Sitting on a plastic chair in a small office, I’m wearing medical scrubs rolled up to my knees and I have an X-ray machine strapped to my shin.
The machine is scanning my bones for lead as an expert monitors readings streaming on to a screen.
Earlier that day, after arriving at a Mount Sinai facility in New York City, I dropped off a urine sample that will be studied for 81 chemicals in lab tests far more advanced than at a regular doctor visit.
A couple of weeks earlier, I spent five days wearing a silicone wristband designed to measure dangerous chemicals in my environment. I wore it while I cleaned my apartment, applied cosmetics and commuted to work.
All this testing came during a six-month journey to try to answer what sounds like a very simple question: how toxic am I?
As an environment reporter for the Guardian in Washington DC, I had noticed a growing number of experts expressing concerns about how Americans are exposed to potentially toxic chemicals just by living our everyday lives.

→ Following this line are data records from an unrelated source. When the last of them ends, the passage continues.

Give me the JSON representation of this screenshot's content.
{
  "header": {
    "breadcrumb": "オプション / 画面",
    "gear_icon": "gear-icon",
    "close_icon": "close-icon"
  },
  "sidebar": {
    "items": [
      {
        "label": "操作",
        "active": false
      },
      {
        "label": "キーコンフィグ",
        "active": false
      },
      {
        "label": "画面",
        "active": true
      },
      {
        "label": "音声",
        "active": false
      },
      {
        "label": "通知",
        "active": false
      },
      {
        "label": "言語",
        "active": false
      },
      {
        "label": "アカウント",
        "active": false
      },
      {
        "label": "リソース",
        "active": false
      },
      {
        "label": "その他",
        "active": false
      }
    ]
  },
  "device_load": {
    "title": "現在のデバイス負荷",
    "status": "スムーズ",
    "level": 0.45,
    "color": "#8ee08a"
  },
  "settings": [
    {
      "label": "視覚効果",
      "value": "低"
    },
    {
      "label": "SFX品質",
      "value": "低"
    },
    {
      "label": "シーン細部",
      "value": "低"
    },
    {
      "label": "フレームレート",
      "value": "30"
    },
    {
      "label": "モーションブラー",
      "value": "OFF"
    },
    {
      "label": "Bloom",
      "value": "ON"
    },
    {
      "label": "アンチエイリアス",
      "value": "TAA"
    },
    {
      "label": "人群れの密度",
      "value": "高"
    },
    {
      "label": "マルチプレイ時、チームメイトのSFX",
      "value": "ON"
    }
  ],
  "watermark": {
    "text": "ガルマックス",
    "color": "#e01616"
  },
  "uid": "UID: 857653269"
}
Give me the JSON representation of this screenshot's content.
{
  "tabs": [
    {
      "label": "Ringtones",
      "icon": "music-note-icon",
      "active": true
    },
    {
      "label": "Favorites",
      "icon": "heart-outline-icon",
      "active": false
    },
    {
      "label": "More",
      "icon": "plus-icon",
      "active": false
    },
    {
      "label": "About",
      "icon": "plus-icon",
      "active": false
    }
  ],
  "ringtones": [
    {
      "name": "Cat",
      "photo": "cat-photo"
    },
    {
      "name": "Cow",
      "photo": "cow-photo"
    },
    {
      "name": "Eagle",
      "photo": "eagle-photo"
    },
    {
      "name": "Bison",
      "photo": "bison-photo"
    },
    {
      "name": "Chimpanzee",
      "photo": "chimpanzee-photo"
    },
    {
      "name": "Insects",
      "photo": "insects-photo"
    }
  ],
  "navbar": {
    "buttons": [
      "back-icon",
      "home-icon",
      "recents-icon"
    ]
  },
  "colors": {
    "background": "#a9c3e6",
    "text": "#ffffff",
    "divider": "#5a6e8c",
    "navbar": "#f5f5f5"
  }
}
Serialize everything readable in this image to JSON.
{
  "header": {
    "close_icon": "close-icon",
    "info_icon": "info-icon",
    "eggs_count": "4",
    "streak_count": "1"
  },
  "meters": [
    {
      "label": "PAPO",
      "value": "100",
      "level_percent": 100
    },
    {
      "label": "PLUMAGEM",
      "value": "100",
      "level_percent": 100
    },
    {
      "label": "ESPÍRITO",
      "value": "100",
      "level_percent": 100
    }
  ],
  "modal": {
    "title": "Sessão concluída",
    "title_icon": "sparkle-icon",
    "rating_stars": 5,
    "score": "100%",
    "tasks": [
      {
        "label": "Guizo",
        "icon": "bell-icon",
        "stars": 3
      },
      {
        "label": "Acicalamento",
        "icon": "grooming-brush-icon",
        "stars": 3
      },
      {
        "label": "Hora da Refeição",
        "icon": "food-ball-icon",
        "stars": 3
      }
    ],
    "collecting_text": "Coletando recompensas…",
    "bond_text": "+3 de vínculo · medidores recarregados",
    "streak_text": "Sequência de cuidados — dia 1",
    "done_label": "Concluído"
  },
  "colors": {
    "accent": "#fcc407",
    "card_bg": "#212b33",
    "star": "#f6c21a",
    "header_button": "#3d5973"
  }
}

But how concerned should individuals be? How worried should I be?